◆ EXERCISE DESCRIPTION
Determine how many lines in the data below contain "JSON" and write only that number.

◆ RAW DATA
--------------------

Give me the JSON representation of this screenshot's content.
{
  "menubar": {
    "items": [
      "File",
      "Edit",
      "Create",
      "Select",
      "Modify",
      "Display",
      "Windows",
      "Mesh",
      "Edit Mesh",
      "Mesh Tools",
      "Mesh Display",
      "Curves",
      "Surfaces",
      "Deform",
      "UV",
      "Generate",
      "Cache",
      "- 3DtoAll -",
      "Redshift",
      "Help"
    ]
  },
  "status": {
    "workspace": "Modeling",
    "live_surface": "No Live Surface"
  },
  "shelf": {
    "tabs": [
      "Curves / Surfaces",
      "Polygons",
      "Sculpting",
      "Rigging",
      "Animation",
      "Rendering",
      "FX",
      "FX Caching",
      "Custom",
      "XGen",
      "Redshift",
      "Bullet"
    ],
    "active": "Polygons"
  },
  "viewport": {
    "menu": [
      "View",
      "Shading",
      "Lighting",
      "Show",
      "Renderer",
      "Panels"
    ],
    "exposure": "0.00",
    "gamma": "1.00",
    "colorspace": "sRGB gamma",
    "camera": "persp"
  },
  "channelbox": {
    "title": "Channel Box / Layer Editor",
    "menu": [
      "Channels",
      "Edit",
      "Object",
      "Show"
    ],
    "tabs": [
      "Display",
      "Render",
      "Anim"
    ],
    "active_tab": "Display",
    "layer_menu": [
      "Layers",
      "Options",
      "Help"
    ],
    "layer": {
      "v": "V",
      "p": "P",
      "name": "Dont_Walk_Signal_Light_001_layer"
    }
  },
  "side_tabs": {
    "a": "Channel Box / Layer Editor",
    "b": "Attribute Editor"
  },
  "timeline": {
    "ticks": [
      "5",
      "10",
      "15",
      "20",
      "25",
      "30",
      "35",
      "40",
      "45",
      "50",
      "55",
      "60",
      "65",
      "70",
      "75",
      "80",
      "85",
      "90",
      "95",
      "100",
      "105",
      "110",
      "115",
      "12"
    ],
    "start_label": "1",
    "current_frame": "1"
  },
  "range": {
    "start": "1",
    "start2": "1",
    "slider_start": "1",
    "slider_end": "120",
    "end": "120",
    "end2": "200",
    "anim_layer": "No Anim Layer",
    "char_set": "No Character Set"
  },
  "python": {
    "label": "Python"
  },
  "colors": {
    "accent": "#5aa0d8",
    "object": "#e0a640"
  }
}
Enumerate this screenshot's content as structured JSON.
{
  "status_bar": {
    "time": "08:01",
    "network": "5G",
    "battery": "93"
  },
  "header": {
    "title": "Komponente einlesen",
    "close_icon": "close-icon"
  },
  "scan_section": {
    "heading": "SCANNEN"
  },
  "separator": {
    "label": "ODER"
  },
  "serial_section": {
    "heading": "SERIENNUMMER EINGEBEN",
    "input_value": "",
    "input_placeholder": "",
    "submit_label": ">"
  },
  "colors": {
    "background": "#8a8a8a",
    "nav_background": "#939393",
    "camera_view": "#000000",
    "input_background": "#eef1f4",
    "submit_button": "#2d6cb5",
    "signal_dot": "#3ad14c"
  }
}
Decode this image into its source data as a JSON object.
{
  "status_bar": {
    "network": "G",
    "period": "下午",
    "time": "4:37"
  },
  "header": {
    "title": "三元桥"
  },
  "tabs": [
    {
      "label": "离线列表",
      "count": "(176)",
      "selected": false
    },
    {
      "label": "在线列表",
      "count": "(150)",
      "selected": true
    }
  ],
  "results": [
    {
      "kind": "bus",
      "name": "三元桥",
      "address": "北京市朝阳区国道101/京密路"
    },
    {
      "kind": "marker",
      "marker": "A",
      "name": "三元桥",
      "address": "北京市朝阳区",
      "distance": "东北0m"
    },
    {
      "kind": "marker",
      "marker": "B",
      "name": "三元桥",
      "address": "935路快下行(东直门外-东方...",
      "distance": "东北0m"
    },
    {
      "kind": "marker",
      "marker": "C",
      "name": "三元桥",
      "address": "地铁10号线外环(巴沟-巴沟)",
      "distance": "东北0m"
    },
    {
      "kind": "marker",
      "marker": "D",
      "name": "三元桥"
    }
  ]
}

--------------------

◆ RESULT OF THE TASK
3